 Sarah Hoyt





No clue...
But in 2005 I pay close attention and wrote my own List<T> class with all sort implementation and a little associated commented on when best call which one!





You might find this free coursea course of interest
Algorithms, Part I[^]
It's from Princeton University and cotaught by Robert Sedgewick (who was one of Knuth's grad students). It covers all sorts of algos including heapsort.





Computer Science is a type of Math. With some mathematical proofs, you can explain the "trick" in a sentence or two, and with others you can't. For example, to prove the formula for the area of a right triangle, the trick is form a rectangle with two copies of it. But you can't explain the trick for proving the Pythagorean Theorem briefly. That's also the sitch with heapsort. Proving it involves several nonobvious steps, and you just have to slog through them.





There are additional important sorting algorithms.
 Radix sort (also called bucket sort) whose performance is O(n log_{r} n) where r is the number of buckets. Some people don't know there are sorts faster than O(n log_{2} n). Radix sort is interesting because IBM built a mechanical device that could sort data on Hollerith punch cards.
 FlashSort, a variation on radix sort that can sort some key distributions (like a consecutive subset of integers) in O(n).
I understand how heapsort and quicksort work. That's easy. But there are people who really understand them, who can use the pieces efficiently for other work. That's much harder.





Like someone else said, sure, back when I was in college. But do you need to understand it today? There are tools that do sorting and so many other tasks. You can't understand the inner workings of all of them. Hell, when I come back to some of my old "still working, but now needing a mod" code, I sometimes don't understand it. At least not without some studying and reacquaintance with the problem I was solving at the time. The great majority of sorting I need to do is done via indexes in the database tools I use. Using a HeapSort is not really on my radar. Not that it hurts to internalize it and  if you've got that good of a memory  to remember it, but it's certainly not required.





Just got this email AND a voicemail:
Hello my name is Tomas and I am a Technical Recruiter working with TEKsystems. I came across your information in our database and wanted to speak with you about your extensive .NET background and the trends that I see here currently in the Southern California market.
"I came across your information in our database" Ya, ok, sure
"Trends"?? What trends in Southern California?
Please give me a call at your earliest convenience and we can discuss the trends.
I'm reaching for the phone..NOT!
Thanks Kevin I look forward to speaking with you soon.
You wait right by the phone...
Stupid recruiter trolling for commissions again
If it's not broken, fix it until it is





Well, per your "signature", it seems his commissions are not broke, so he's seeking to fix it until it is!

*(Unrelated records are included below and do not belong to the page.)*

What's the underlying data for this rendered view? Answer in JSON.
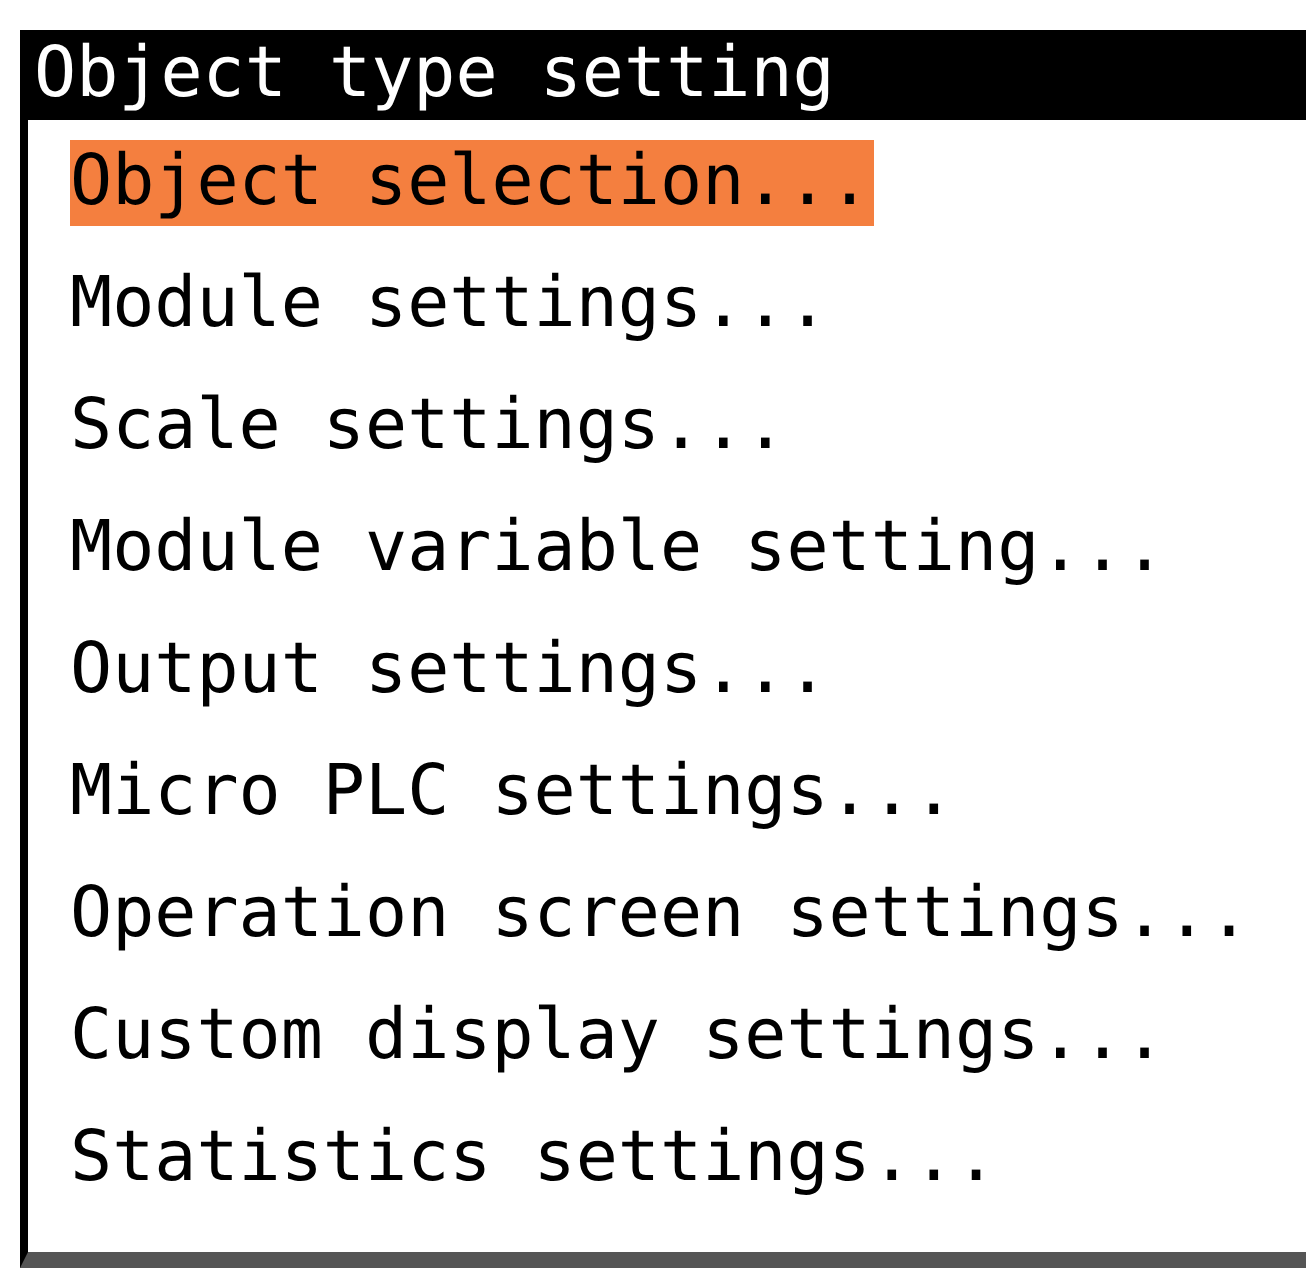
{
  "menu": {
    "title": "Object type setting",
    "items": [
      {
        "label": "Object selection...",
        "selected": true
      },
      {
        "label": "Module settings...",
        "selected": false
      },
      {
        "label": "Scale settings...",
        "selected": false
      },
      {
        "label": "Module variable setting...",
        "selected": false
      },
      {
        "label": "Output settings...",
        "selected": false
      },
      {
        "label": "Micro PLC settings...",
        "selected": false
      },
      {
        "label": "Operation screen settings...",
        "selected": false
      },
      {
        "label": "Custom display settings...",
        "selected": false
      },
      {
        "label": "Statistics settings...",
        "selected": false
      }
    ]
  }
}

What they actually want is referrals to hiring managers. It's the same reason an agent will ask for references before you've discussed a role/been interviewed. I always say "If they offer me a role, I'll happily give you references". If they don't play, there is no job.





Worked through them several times. They're ok.
Regards,
Rob Philpott.





Rob Philpott wrote: Worked through them several times.
Same here. I had no issues with them. One of the gigs was quite good, actually. I never got spammed by them, though. Interesting.